I. Ὁμώνυμα λέγεται ὧν ὄνομα μόνον κοινόν, ὁ δὲ κατὰ τοὔνομα λόγος τῆς οὐσίας ἕτερος, οἷον ζῷον ὅ τε ἄνθρωπος καὶ τὸ γεγραμμένον. τούτων γὰρ ὄνομα μόνον κοινόν, ὁ δὲ κατὰ τοὔνομα λόγος τῆς οὐσίας ἕτερος· ἂν γάρ τις ἀποδιδῷ τί ἐστιν 5αὐτῶν ἑκατέρῳ τὸ ζῴῳ εἶναι, ἴδιον ἑκατέρου λόγον ἀποδώσει. συνώνυμα δὲ λέγεται ὧν τό τε ὄνομα κοινὸν καὶ ὁ κατὰ τοὔνομα λόγος τῆς οὐσίας ὁ αὐτός, οἷον ζῷον ὅ τε ἄνθρωπος καὶ ὁ βοῦς. ὁ γὰρ ἄνθρωπος καὶ ὁ βοῦς κοινῷ ὀνόματι προσαγορεύεται ζῷον, καὶ ὁ λόγος δὲ τῆς οὐσίας ὁ 10αὐτός· ἐὰν γὰρ ἀποδιδῷ τις τὸν ἑκατέρου λόγον, τί ἐστιν αὐτῶν ἑκατέρῳ τὸ ζῴῳ εἶναι, τὸν αὐτὸν λόγον ἀποδώσει. παρώνυμα δὲ λέγεται ὅσα ἀπό τινος διαφέροντα τῇ πτώσει τὴν κατὰ τοὔνομα
I. Things are equivocallya named, when they have the name only in common, the definition (or statement of essence) corresponding with the name being different. For instance, while a man and a portrait can properly both be called ‘animals,’ these are equivocally named.b For they have the name only in common, the definitions (or statements of essence) corresponding with the name being different. For if you are asked to define what the being an animal means in the case of the man and the portrait, you give in either case a definition appropriate to that case alone.

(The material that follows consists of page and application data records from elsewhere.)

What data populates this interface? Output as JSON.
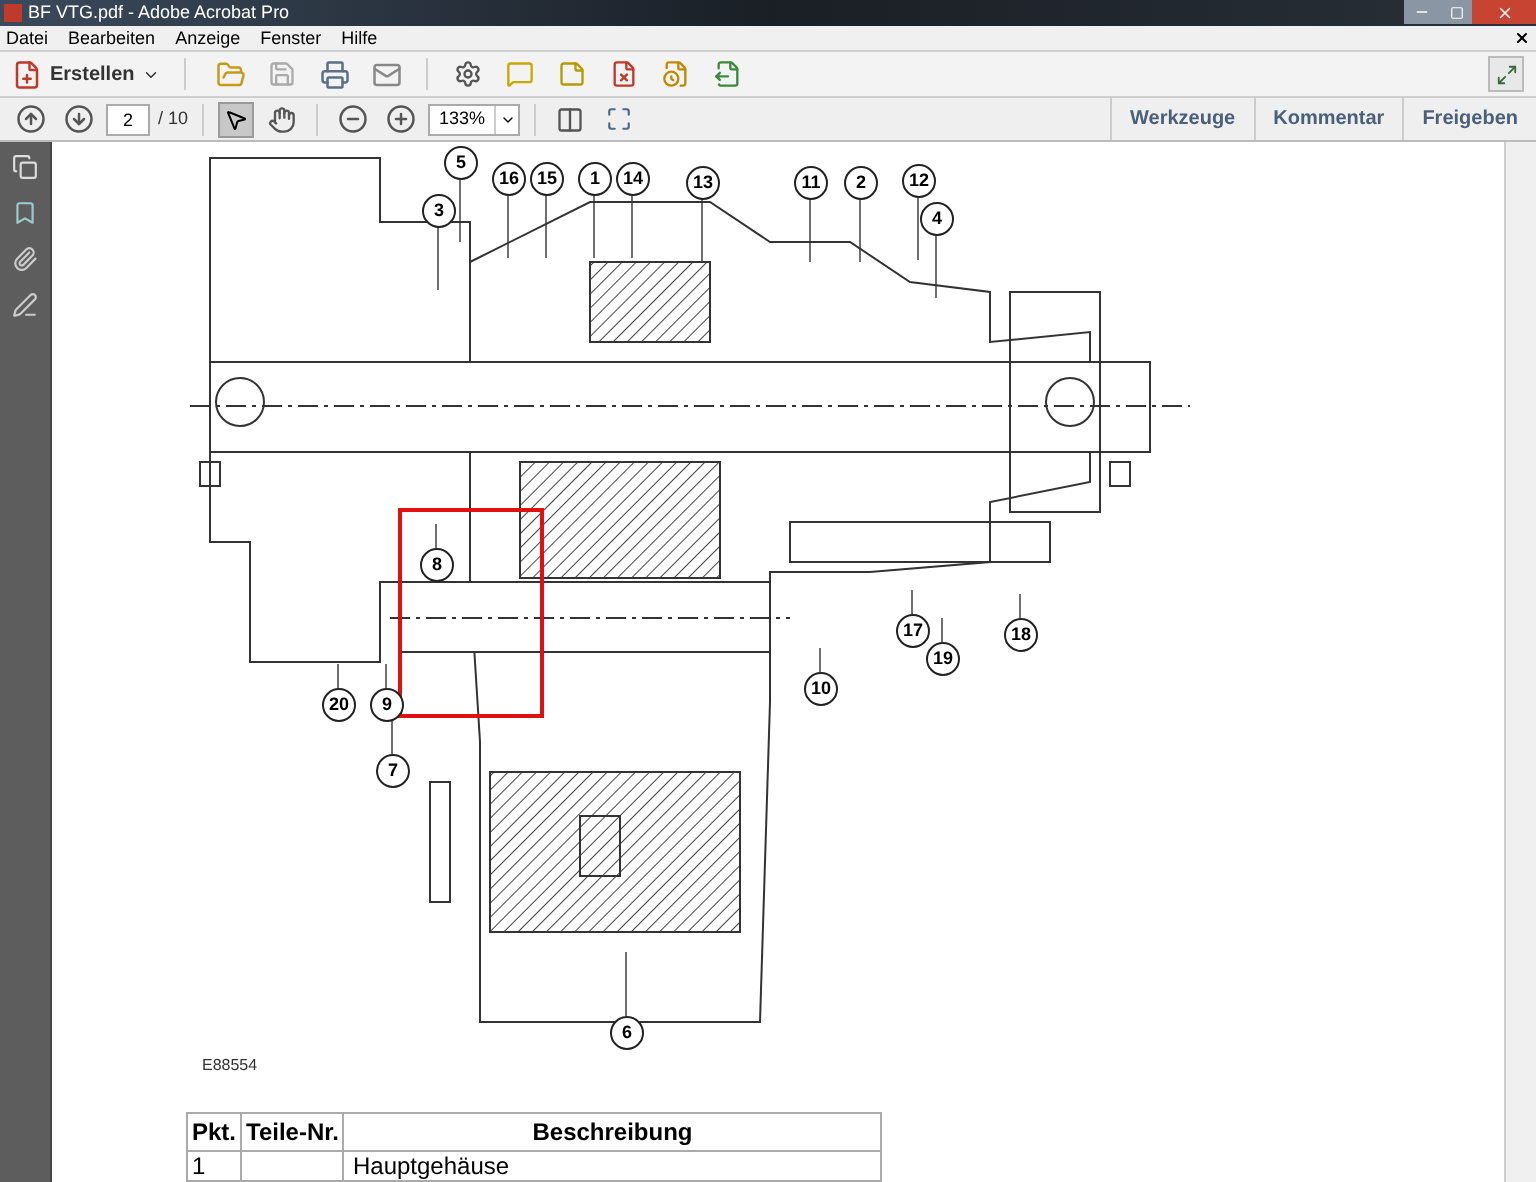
{
  "window": {
    "title": "BF VTG.pdf - Adobe Acrobat Pro"
  },
  "menu": [
    "Datei",
    "Bearbeiten",
    "Anzeige",
    "Fenster",
    "Hilfe"
  ],
  "toolbar": {
    "create_button": "Erstellen",
    "page_number": "2",
    "page_count": "/ 10",
    "zoom": "133%"
  },
  "panel_tabs": [
    {
      "label": "Werkzeuge"
    },
    {
      "label": "Kommentar"
    },
    {
      "label": "Freigeben"
    }
  ],
  "figure": {
    "callouts": [
      "5",
      "3",
      "16",
      "15",
      "1",
      "14",
      "13",
      "11",
      "2",
      "12",
      "4",
      "8",
      "9",
      "20",
      "7",
      "10",
      "17",
      "19",
      "18",
      "6"
    ],
    "figure_id": "E88554"
  },
  "table": {
    "columns": [
      "Pkt.",
      "Teile-Nr.",
      "Beschreibung"
    ],
    "rows": [
      {
        "number": "1",
        "description": "Hauptgehäuse"
      }
    ]
  }
}
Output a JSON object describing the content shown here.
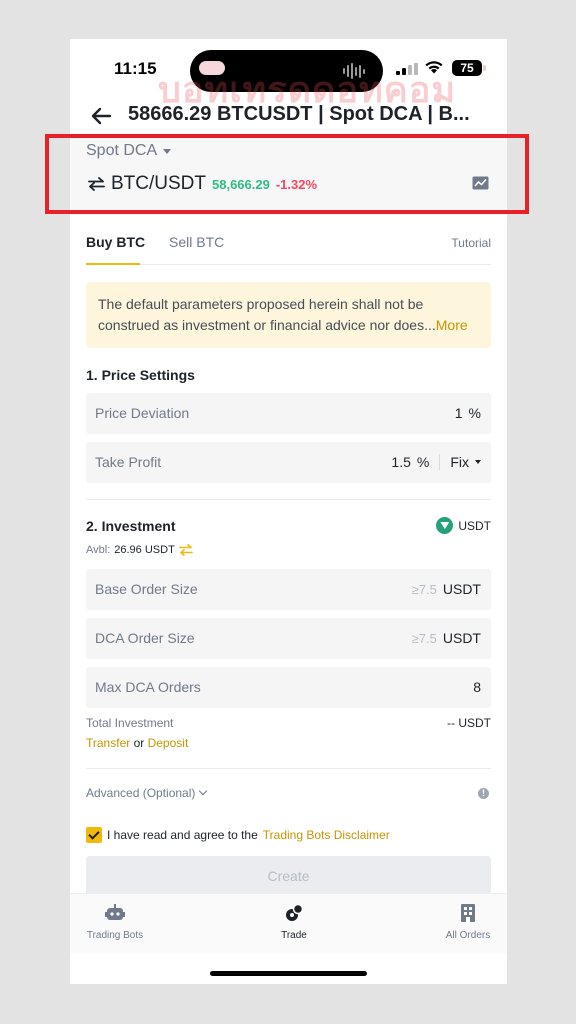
{
  "status_bar": {
    "time": "11:15",
    "battery": "75"
  },
  "header": {
    "title": "58666.29 BTCUSDT | Spot DCA | B..."
  },
  "strategy": {
    "selector": "Spot DCA",
    "pair": "BTC/USDT",
    "price": "58,666.29",
    "change": "-1.32%"
  },
  "tabs": {
    "buy": "Buy BTC",
    "sell": "Sell BTC",
    "tutorial": "Tutorial"
  },
  "notice": {
    "line1": "The default parameters proposed herein shall not be",
    "line2": "construed as investment or financial advice nor does...",
    "more": "More"
  },
  "price_settings": {
    "title": "1. Price Settings",
    "price_deviation": {
      "label": "Price Deviation",
      "value": "1",
      "unit": "%"
    },
    "take_profit": {
      "label": "Take Profit",
      "value": "1.5",
      "unit": "%",
      "mode": "Fix"
    }
  },
  "investment": {
    "title": "2. Investment",
    "currency": "USDT",
    "avbl_label": "Avbl:",
    "avbl_value": "26.96 USDT",
    "base_order": {
      "label": "Base Order Size",
      "hint": "≥7.5",
      "unit": "USDT"
    },
    "dca_order": {
      "label": "DCA Order Size",
      "hint": "≥7.5",
      "unit": "USDT"
    },
    "max_orders": {
      "label": "Max DCA Orders",
      "value": "8"
    },
    "total_label": "Total Investment",
    "total_value": "-- USDT",
    "transfer": "Transfer",
    "or": "or",
    "deposit": "Deposit"
  },
  "advanced": {
    "label": "Advanced (Optional)"
  },
  "agreement": {
    "text": "I have read and agree to the",
    "link": "Trading Bots Disclaimer"
  },
  "create_button": "Create",
  "bottom_nav": {
    "bots": "Trading Bots",
    "trade": "Trade",
    "orders": "All Orders"
  },
  "colors": {
    "accent": "#f0b90b",
    "up": "#2ebd85",
    "down": "#f6465d",
    "highlight": "#e8202a"
  }
}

Things are univocally named, when not only they bear the same name but the name means the same in each case—has the same definition corresponding. Thus a man and an ox are called ‘animals.’ The name is the same in both cases; so also the statement of essence. For if you are asked what is meant by their both of them being called ‘animals,’ you give that particular name in both cases the same definition.

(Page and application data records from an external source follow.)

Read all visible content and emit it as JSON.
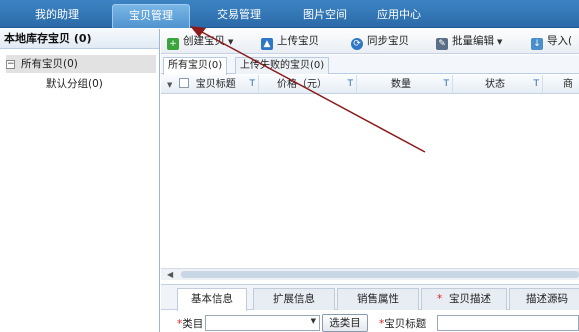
{
  "top_nav": {
    "tabs": [
      {
        "label": "我的助理"
      },
      {
        "label": "宝贝管理"
      },
      {
        "label": "交易管理"
      },
      {
        "label": "图片空间"
      },
      {
        "label": "应用中心"
      }
    ]
  },
  "sidebar": {
    "title": "本地库存宝贝 (0)",
    "tree": {
      "toggle": "−",
      "root_label": "所有宝贝(0)",
      "child_label": "默认分组(0)"
    }
  },
  "toolbar": {
    "create_label": "创建宝贝",
    "upload_label": "上传宝贝",
    "sync_label": "同步宝贝",
    "batch_edit_label": "批量编辑",
    "import_label": "导入("
  },
  "subtabs": {
    "all_label": "所有宝贝(0)",
    "failed_label": "上传失败的宝贝(0)"
  },
  "columns": {
    "title": "宝贝标题",
    "price": "价格（元）",
    "quantity": "数量",
    "status": "状态",
    "cut": "商"
  },
  "detail_tabs": {
    "basic": "基本信息",
    "extended": "扩展信息",
    "sales_attr": "销售属性",
    "description": "宝贝描述",
    "desc_source": "描述源码"
  },
  "form": {
    "category_label": "类目",
    "choose_category_button": "选类目",
    "title_label": "宝贝标题",
    "required_mark": "*"
  },
  "colors": {
    "nav_blue": "#2b6aa8",
    "annotation_red": "#8b1a1a"
  }
}
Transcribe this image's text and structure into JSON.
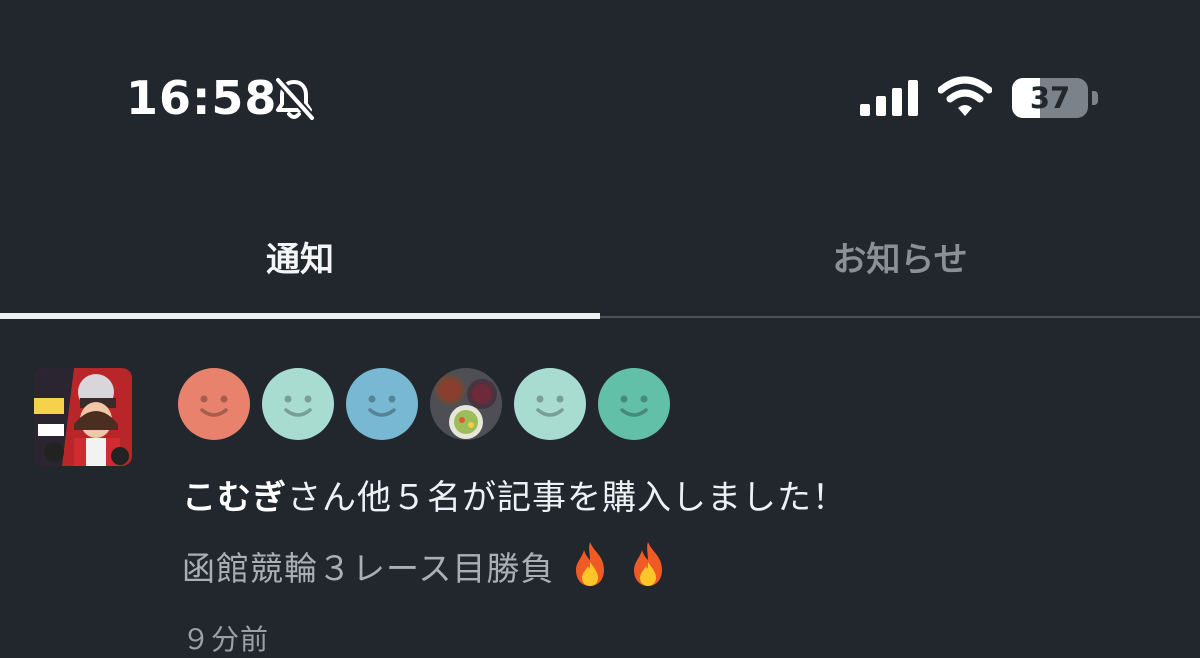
{
  "status_bar": {
    "time": "16:58",
    "battery_level": "37",
    "battery_fraction": 0.37,
    "icons": [
      "bell-muted-icon",
      "signal-icon",
      "wifi-icon",
      "battery-icon"
    ]
  },
  "tabs": [
    {
      "label": "通知",
      "active": true
    },
    {
      "label": "お知らせ",
      "active": false
    }
  ],
  "notification": {
    "buyer_name": "こむぎ",
    "message_rest": "さん他５名が記事を購入しました！",
    "article_title": "函館競輪３レース目勝負",
    "emoji": "🔥",
    "time_ago": "９分前",
    "avatars": [
      {
        "type": "default-smile-icon",
        "color": "#e8826c"
      },
      {
        "type": "default-smile-icon",
        "color": "#a8dcd0"
      },
      {
        "type": "default-smile-icon",
        "color": "#78b8d2"
      },
      {
        "type": "photo-food-avatar",
        "color": "#4d4f55"
      },
      {
        "type": "default-smile-icon",
        "color": "#a8dcd0"
      },
      {
        "type": "default-smile-icon",
        "color": "#62bfa8"
      }
    ]
  },
  "colors": {
    "background": "#22272e",
    "tab_active_text": "#f3f5f7",
    "tab_inactive_text": "#8a9097",
    "secondary_text": "#a9afb6"
  }
}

Things are ‘derivatively’ named that derive their own name from some other, that is given a new verbal
- aI retain the traditional renderings, ‘univocal,’ namely, and ‘equivocal.’ The ordinary reader, I suspect, will be little familiar with the former. He may, if he pleases, substitute such terms as ‘ambiguous,’ ‘unambiguous.’ ‘Univocal’ has the advantage of being a positive term.
- bΖῷον in Greek had two meanings, that is to say, living creature, and, secondly, a figure or image in painting, embroidery, sculpture. We have no ambiguous noun. However, we use the word ‘living’ of portraits to mean ‘true to life.’